A rural care community in Cornwall has come up with a novel way to support one of its residents who has autism – by building him a new home from a former chicken shed.

Due to his condition Simon, 29, found it difficult to live around other people. As one of 14 residents at Highdowns, near Camborne, which is run by independent care provider Regard, this was a daily challenge.

“Simon’s condition means things we all take for granted, such as being around other people, were just too much for him,” said Jenna Betts, service manager at Highdowns. “He found it difficult to live in close proximity with other residents as it made him anxious.

“We knew communal living was putting pressure on Simon and we desperately wanted to do something to support him.”

Then Regard’s operations team came up with a solution – converting a chicken shed on the site into a new home for Simon.

“It seemed a bit left field, but the more we thought about it, the more we realised it might be just the solution we were looking for,” added Betts.

“It wasn’t too far from the 3 other residents’ properties on the site, but crucially had its own space.”

When asked about the idea, Simon thought it was “brilliant”.

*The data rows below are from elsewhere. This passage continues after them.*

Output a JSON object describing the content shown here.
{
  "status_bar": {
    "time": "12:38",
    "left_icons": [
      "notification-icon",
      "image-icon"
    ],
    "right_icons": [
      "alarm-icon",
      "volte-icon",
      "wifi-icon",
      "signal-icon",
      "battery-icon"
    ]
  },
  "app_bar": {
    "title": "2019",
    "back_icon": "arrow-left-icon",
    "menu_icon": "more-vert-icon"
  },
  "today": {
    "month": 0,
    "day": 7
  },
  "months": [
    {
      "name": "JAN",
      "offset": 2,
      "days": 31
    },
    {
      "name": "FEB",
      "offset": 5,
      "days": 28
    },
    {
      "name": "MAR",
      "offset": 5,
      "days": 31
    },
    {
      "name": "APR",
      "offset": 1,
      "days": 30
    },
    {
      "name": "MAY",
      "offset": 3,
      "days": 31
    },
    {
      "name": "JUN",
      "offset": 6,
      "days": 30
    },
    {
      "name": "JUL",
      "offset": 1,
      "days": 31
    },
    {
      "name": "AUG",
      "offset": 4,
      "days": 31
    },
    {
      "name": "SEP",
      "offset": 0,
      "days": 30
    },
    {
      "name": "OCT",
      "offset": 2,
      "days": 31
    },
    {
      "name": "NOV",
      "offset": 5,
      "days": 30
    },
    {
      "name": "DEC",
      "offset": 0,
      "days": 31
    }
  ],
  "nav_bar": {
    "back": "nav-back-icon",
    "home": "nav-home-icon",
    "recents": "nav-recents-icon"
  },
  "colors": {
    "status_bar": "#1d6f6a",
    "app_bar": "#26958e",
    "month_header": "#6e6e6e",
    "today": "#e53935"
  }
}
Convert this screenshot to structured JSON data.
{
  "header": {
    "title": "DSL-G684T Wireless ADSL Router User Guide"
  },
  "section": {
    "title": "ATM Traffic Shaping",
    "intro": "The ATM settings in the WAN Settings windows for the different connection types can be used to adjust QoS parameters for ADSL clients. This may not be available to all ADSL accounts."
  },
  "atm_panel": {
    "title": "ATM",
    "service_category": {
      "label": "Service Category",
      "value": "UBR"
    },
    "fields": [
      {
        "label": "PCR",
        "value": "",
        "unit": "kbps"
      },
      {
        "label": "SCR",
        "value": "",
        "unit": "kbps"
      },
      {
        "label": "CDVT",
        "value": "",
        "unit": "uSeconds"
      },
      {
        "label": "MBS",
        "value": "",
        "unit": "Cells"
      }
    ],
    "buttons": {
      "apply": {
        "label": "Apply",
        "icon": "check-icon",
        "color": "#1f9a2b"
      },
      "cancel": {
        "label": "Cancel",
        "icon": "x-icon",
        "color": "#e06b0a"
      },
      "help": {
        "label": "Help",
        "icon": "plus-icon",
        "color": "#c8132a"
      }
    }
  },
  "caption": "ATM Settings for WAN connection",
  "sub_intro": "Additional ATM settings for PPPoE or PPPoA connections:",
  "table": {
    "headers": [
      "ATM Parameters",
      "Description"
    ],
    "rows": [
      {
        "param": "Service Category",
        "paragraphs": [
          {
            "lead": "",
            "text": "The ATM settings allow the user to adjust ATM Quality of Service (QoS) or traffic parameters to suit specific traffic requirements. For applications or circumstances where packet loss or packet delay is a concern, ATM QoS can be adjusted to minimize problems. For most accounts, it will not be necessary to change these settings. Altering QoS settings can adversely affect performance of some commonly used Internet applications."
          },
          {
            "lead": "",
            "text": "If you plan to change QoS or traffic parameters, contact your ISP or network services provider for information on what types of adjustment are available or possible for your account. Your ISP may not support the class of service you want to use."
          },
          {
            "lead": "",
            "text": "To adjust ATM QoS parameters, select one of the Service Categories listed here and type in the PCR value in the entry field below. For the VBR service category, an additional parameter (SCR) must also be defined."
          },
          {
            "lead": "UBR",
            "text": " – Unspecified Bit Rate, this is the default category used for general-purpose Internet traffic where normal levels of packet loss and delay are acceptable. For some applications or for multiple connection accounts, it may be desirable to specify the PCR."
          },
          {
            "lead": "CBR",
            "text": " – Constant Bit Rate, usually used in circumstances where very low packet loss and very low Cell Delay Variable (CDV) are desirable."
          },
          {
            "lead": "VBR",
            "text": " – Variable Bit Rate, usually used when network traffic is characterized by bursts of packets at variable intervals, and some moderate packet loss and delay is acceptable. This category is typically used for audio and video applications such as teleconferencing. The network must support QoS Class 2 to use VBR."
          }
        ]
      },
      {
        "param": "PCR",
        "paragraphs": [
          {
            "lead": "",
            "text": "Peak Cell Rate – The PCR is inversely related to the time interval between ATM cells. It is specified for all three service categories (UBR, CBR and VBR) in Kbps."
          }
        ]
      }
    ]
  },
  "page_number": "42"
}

It took four months to convert the outbuilding into a home for Simon, complete with kitchen, sitting room, bedroom and bathroom. Simon was involved in the project at every stage and even helped with the building work.

He is now celebrating his first anniversary living in his new home, known as Roosters, and says he is very happy.

“I like it because I can play my music as loudly as I want,” he said. “I have my own space and like not having other people around me. I like to practice on my CD mixer in my own home.”